It may be that scenes have a shelf life, maybe every scene has a time when it is so young and fresh, but then you get older and you have two choices, either leave the scene, or grow older and become a punk adult with responsibilities.
Lets talk about straight edge, does straight edge define you? Is it only one part of who you are? In "Still Here" you start with "Straight Edge before you were born" how much of your personality is defined by being straight edge?
That is actually the first every H20 song about being straight edge. Iâve been straight edge forever and I never really talked about it and I just got inspired to write a straight edge anthem for the record, even though nobody else in my band is straight edge, Iâve never preached it before in H20. It is kind of a straight edge pride thing, Iâve been straight edge for thirty years and never fell off and Iâm proud of that. I donât walk around wearing straight edge shirts , but its not my defining value, its not who I am, Iâve never tried anything in my whole life, thatâs just who I am.
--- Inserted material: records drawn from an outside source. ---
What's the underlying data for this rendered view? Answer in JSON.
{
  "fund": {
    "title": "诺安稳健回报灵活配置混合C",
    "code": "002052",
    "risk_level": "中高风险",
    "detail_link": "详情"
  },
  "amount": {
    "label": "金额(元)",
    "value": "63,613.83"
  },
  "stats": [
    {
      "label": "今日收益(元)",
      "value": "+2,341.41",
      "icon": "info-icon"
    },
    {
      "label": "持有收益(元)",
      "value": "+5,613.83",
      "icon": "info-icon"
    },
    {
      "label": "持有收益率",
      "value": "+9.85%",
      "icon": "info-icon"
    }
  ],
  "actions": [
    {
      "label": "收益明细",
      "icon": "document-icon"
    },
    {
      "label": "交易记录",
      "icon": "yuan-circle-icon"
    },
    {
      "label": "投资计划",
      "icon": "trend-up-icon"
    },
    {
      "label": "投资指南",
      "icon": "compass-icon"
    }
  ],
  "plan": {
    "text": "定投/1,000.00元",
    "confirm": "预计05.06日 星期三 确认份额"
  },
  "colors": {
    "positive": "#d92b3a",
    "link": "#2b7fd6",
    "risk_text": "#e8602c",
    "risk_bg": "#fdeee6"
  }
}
"Still Here" isnât as preachy as say, an Earth Crisis song, even though you do reference "Nailed to the X."
No, no. When I say it in the song, I say "nailed to the x" Iâm name-checking some straight edge songs from back in the day, itâs about giving props, especially to kids who are still straight edge and they should be proud of that. Especially in this day and age with peer pressure and being young itâs hard to make it through a situation.
And in a world where there are a lot more corporations who make a profit selling you junk thatâs bad for you.
So after seven years, and with H20 coming back hard and strong, does this mean that H20 is going to go back to regular recording and touring, or are you just going to do the occasional project like the Descendents?
Thatâs a good question. Contractually we have to do two albums! (Laughs). This one is so fresh right now and everyone is really excited that weâre reborn again. Weâre definitely going to make another record and weâll know then. I donât know if weâll end up doing one record a year, but the next one wonât be any later than two years from now. Right now weâre concentrating on the tour, Iâm looking ahead at 42 shows we havenât even played yet! PN: The production on this record also really captures the H20 sound really well, what was it like to work with Chad Gilbert (New Found Glory/Shai Hulud) TM: It was great, Chadâs a really good friend of mine, he has an H20 tattoo, he grew up on the band, and he knows what he loves about H20 from all our albums and he knows what he doesnât like. So heâs a great person he has a really good ear for producing. He was great and I love the sound of the record, I think it stands up to all our records. He really caught the live essence and we recorded this one in three weeks like our earlier records, so thereâs some really good energy there as well.
This record really sounds like youâre a young and hungry band.
Itâs the energy and the time period, doing the record that quickly, really staying focused and banging it out, I think thereâs a whole new life to it. Rather than having a month to do the album with lots of money. It was just us and Chad and the record label in there, no manager, just do our album. In the old days it was all we had, and now we all have other jobs and other responsibilities, so it was just sheer fun, it was a fun record to make.
Youâve been on the scene for a long time and so much has changed. Even musical genres keep changing, with new subdivisions like "post-hardcoreâ popping up. To you, what does hardcore mean?
Well, so many different bands call themselves hardcore these days, and while there is a sound to it, its not always the same sound I heard growing up, but music evolves and changes, but hardcore to me is more of the lifestyle then just the music. Johnny Cash? Now he was hardcore.